Ah!
Yes, this is a common practice as it is actually pretty rare to acquire original furnishings along with a room! It's more likely that a museum will have individual pieces from various acquisitions to use. If you are interested in a period room with original furnishings, see the 20th-century Weil-Worgelt Study or the 19th-century parlor and library rooms.
When you say purchased the woodwork, are those original rooms?
They are, indeed. The woman who owned the house could no longer afford it and at the time, the early 20th century, museums were sending curators out all over the country to acquire period rooms for their collections.
The owner of the Cupola House, strapped financially, sold the downstairs woodwork of her home (the paneling on the walls and floors) to a dealer and the Brooklyn Museum then bought the wood from that dealer. I should mention though that the staircase is not original, it is a reproduction created by a contractor from Edenton, the town where those rooms came from.
That's a pretty cool touch.
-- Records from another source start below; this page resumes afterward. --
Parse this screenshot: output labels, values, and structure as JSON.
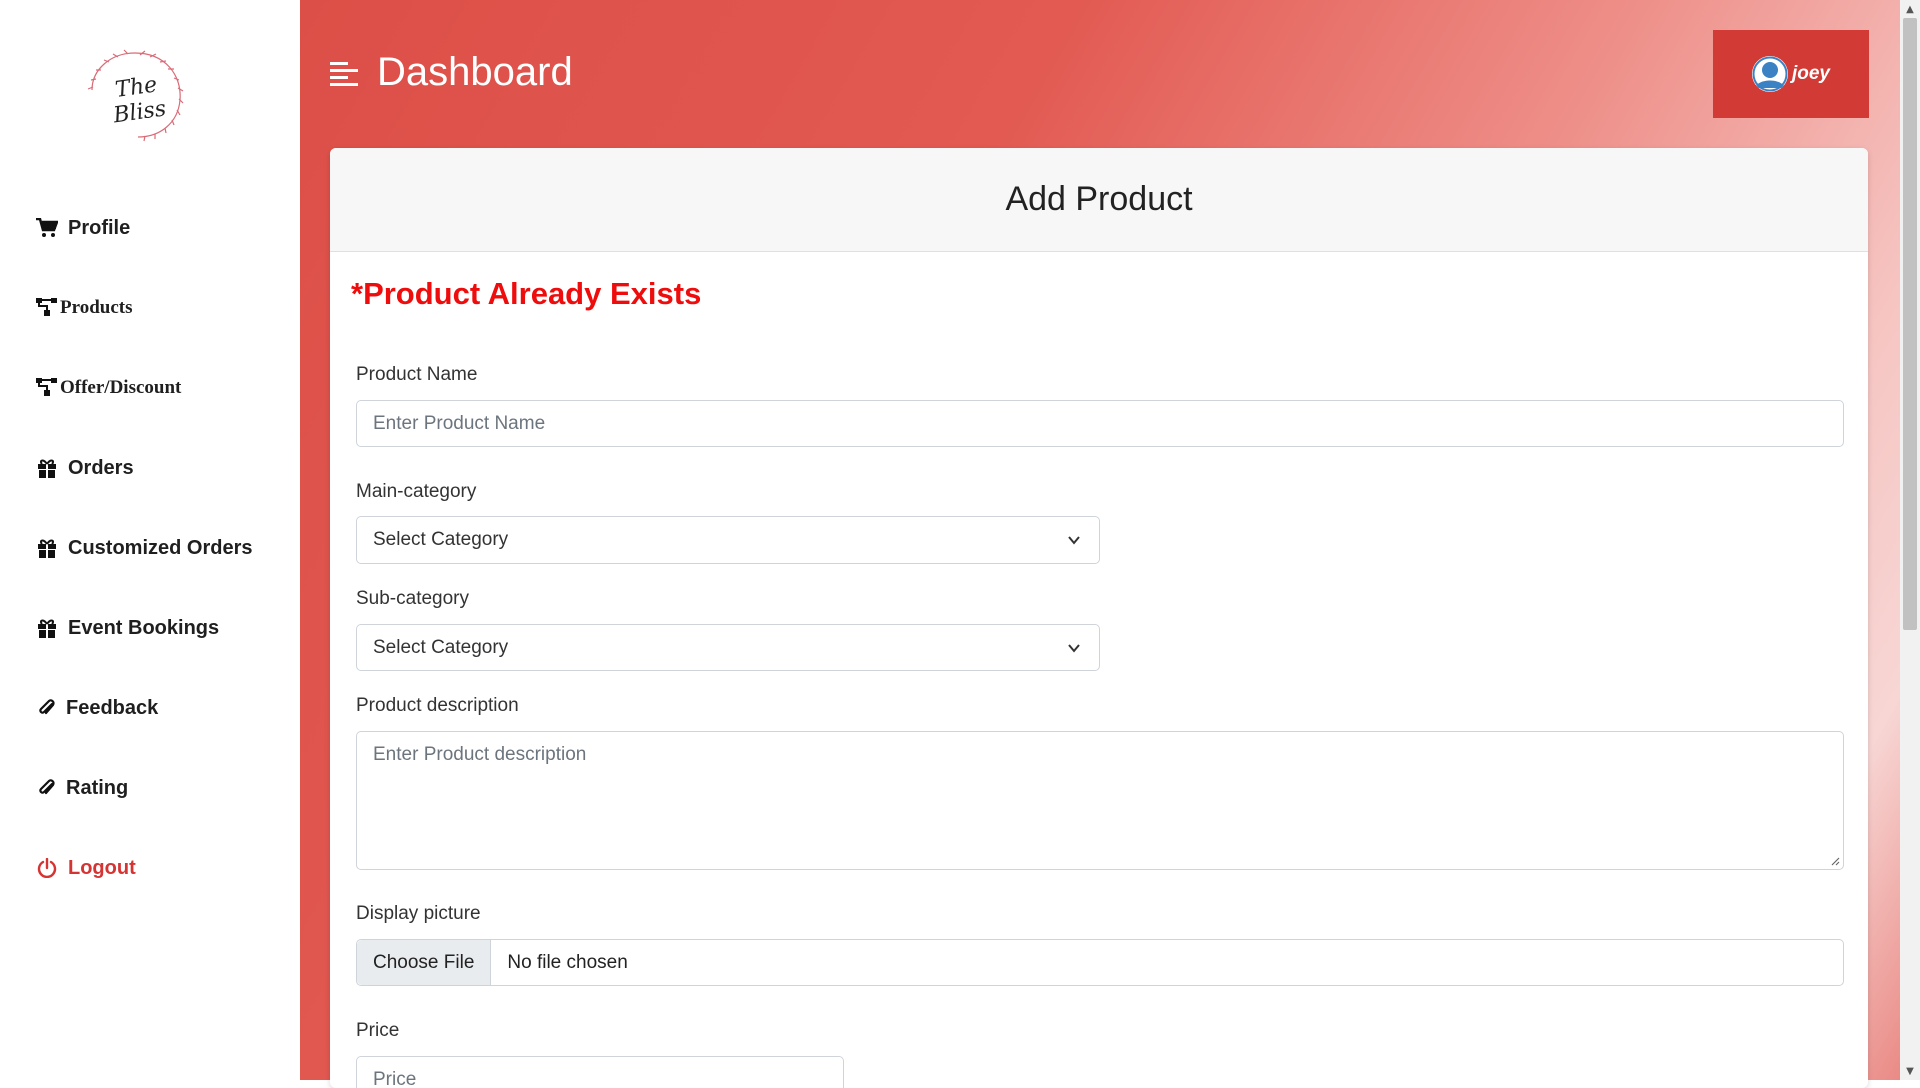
{
  "sidebar": {
    "logo_text": "The Bliss",
    "items": [
      {
        "label": "Profile",
        "icon": "cart-icon"
      },
      {
        "label": "Products",
        "icon": "sitemap-icon"
      },
      {
        "label": "Offer/Discount",
        "icon": "sitemap-icon"
      },
      {
        "label": "Orders",
        "icon": "gift-icon"
      },
      {
        "label": "Customized Orders",
        "icon": "gift-icon"
      },
      {
        "label": "Event Bookings",
        "icon": "gift-icon"
      },
      {
        "label": "Feedback",
        "icon": "paperclip-icon"
      },
      {
        "label": "Rating",
        "icon": "paperclip-icon"
      },
      {
        "label": "Logout",
        "icon": "power-icon"
      }
    ]
  },
  "header": {
    "title": "Dashboard",
    "user_name": "joey"
  },
  "form": {
    "title": "Add Product",
    "error": "*Product Already Exists",
    "product_name_label": "Product Name",
    "product_name_placeholder": "Enter Product Name",
    "main_category_label": "Main-category",
    "main_category_value": "Select Category",
    "sub_category_label": "Sub-category",
    "sub_category_value": "Select Category",
    "description_label": "Product description",
    "description_placeholder": "Enter Product description",
    "picture_label": "Display picture",
    "choose_file_label": "Choose File",
    "file_status": "No file chosen",
    "price_label": "Price",
    "price_placeholder": "Price"
  },
  "colors": {
    "accent": "#dc4f48",
    "user_button": "#d13a35",
    "error": "#ee0c0c",
    "logout": "#d63333"
  }
}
It felt like I was really there.
I agree, it makes it feel so much more authentic.
Can you tell me more about The Root by Lynette Yiadam-Boakeye? There's not much information on the label.
The artist was born in London in 1977  and has won multiple awards for her art, namely  in 2013 she was shortlisted for the Turner prize. She has stated, specifically about this work, that what is happening is up to the interpretation of the visitor.
She says that the titles of her work never relate to a specific narrative but instead for the visitor to think of them as an extension of the work, not as an explanation. She paints quickly, often completing most of a canvas over the course of a day and she does not paint from models. Is there more you would like to know?
That's very interesting. I once heard that she is either very interested in jazz or has some connection to jazz. Am I making that up?
No she is totally interested in jazz, you're right! Actually, that takes me back to titling her works. In that same statement that I pulled from previously, she mentioned that she loved Miles Davis and said "He puts titles to things, even though his music is instrumental. You see the title, and you feel it in the sound of the music."
Oh, that actually really helps make concrete the thing you said before about titles!
Oh, great! Glad we could pull those two together haha. There is a great 4 minute video on YouTube about Yiadom-Boakye from the 2013 Venice Biennale where she talks about her work, if you're curious.
YES! I'd love to see that. I'll search for it, thank you so much.
Of course! Enjoy and please let me know if you have more thoughts or questions.
This "Sansa Chair" by Cheick Diallo takes a mix of traditional and contemporary ideas about chairs as leisure objects or symbols of status. Did you have a particular thought or question about it?       
Hi Megan, can you talk more about the materials of this chair?
Hey there! Sure so the chair itself, the inner structure, is made from steel. The steel was then wrapped in the red nylon you see.
I see. I love the aspect of a "grid", the geometric forms.
Me too! I am always so tempted to sit in it! The Arts of Africa curator was able to sit in one of Diallo's chairs once, he said they're comfortable for a few minutes and then not so much, haha.
I feel the same every time I see chair like this one. Haha for example, the Red and Blue Chair, by Gerrit Rietveld. I love the colors, the lines and everything, but it seems a little uncomfortable, I wish I could sit on it one day!
I so agree! It's funny how over time the creation of chairs moved from very practical and uncomfortable in the 1600s, to extremely tufted and full of fabric in the 1800s and then more 'modern' designers, like Rietveld, seem so much less interested in comfort. We have a Rietveld chair on display on the 4th floor.
ASK App ASK Team

Curious about how we developed ASK Brooklyn Museum? The project team is blogging regularly on BKM Tech, and we've open sourced our code on Github.